* INFORMATION SUPPLIED:
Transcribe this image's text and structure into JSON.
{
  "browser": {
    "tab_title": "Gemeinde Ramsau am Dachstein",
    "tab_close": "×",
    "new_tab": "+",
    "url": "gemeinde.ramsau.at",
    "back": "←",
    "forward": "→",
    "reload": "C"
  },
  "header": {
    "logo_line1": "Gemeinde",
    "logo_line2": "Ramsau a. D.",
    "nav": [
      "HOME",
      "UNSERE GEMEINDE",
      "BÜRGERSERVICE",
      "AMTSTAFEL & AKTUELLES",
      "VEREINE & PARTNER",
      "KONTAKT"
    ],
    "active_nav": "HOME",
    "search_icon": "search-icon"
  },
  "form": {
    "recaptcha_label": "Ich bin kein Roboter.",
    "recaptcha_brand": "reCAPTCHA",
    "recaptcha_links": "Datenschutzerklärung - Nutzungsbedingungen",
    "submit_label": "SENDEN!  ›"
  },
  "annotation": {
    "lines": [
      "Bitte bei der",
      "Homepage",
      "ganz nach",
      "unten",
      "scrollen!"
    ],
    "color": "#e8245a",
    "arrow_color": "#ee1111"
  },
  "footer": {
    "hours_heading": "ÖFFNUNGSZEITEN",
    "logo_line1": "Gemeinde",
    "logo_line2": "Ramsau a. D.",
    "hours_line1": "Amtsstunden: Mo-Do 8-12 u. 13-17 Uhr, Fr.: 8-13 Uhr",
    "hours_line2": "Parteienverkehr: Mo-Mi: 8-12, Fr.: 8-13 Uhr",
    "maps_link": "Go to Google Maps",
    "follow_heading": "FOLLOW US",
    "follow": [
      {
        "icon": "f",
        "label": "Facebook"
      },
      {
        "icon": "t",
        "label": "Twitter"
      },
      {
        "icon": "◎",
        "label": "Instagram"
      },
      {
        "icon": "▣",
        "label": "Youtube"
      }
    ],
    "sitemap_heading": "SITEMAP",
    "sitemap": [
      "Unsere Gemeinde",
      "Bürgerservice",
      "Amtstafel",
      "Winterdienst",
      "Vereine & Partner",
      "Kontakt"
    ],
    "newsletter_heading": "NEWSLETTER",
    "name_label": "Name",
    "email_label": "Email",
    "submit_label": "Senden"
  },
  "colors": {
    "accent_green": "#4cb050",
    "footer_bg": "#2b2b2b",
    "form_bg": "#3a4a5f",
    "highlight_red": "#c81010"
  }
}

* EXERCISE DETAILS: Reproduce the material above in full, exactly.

* TASK OUTPUT:
Transcribe this image's text and structure into JSON.
{
  "browser": {
    "tab_title": "Gemeinde Ramsau am Dachstein",
    "tab_close": "×",
    "new_tab": "+",
    "url": "gemeinde.ramsau.at",
    "back": "←",
    "forward": "→",
    "reload": "C"
  },
  "header": {
    "logo_line1": "Gemeinde",
    "logo_line2": "Ramsau a. D.",
    "nav": [
      "HOME",
      "UNSERE GEMEINDE",
      "BÜRGERSERVICE",
      "AMTSTAFEL & AKTUELLES",
      "VEREINE & PARTNER",
      "KONTAKT"
    ],
    "active_nav": "HOME",
    "search_icon": "search-icon"
  },
  "form": {
    "recaptcha_label": "Ich bin kein Roboter.",
    "recaptcha_brand": "reCAPTCHA",
    "recaptcha_links": "Datenschutzerklärung - Nutzungsbedingungen",
    "submit_label": "SENDEN!  ›"
  },
  "annotation": {
    "lines": [
      "Bitte bei der",
      "Homepage",
      "ganz nach",
      "unten",
      "scrollen!"
    ],
    "color": "#e8245a",
    "arrow_color": "#ee1111"
  },
  "footer": {
    "hours_heading": "ÖFFNUNGSZEITEN",
    "logo_line1": "Gemeinde",
    "logo_line2": "Ramsau a. D.",
    "hours_line1": "Amtsstunden: Mo-Do 8-12 u. 13-17 Uhr, Fr.: 8-13 Uhr",
    "hours_line2": "Parteienverkehr: Mo-Mi: 8-12, Fr.: 8-13 Uhr",
    "maps_link": "Go to Google Maps",
    "follow_heading": "FOLLOW US",
    "follow": [
      {
        "icon": "f",
        "label": "Facebook"
      },
      {
        "icon": "t",
        "label": "Twitter"
      },
      {
        "icon": "◎",
        "label": "Instagram"
      },
      {
        "icon": "▣",
        "label": "Youtube"
      }
    ],
    "sitemap_heading": "SITEMAP",
    "sitemap": [
      "Unsere Gemeinde",
      "Bürgerservice",
      "Amtstafel",
      "Winterdienst",
      "Vereine & Partner",
      "Kontakt"
    ],
    "newsletter_heading": "NEWSLETTER",
    "name_label": "Name",
    "email_label": "Email",
    "submit_label": "Senden"
  },
  "colors": {
    "accent_green": "#4cb050",
    "footer_bg": "#2b2b2b",
    "form_bg": "#3a4a5f",
    "highlight_red": "#c81010"
  }
}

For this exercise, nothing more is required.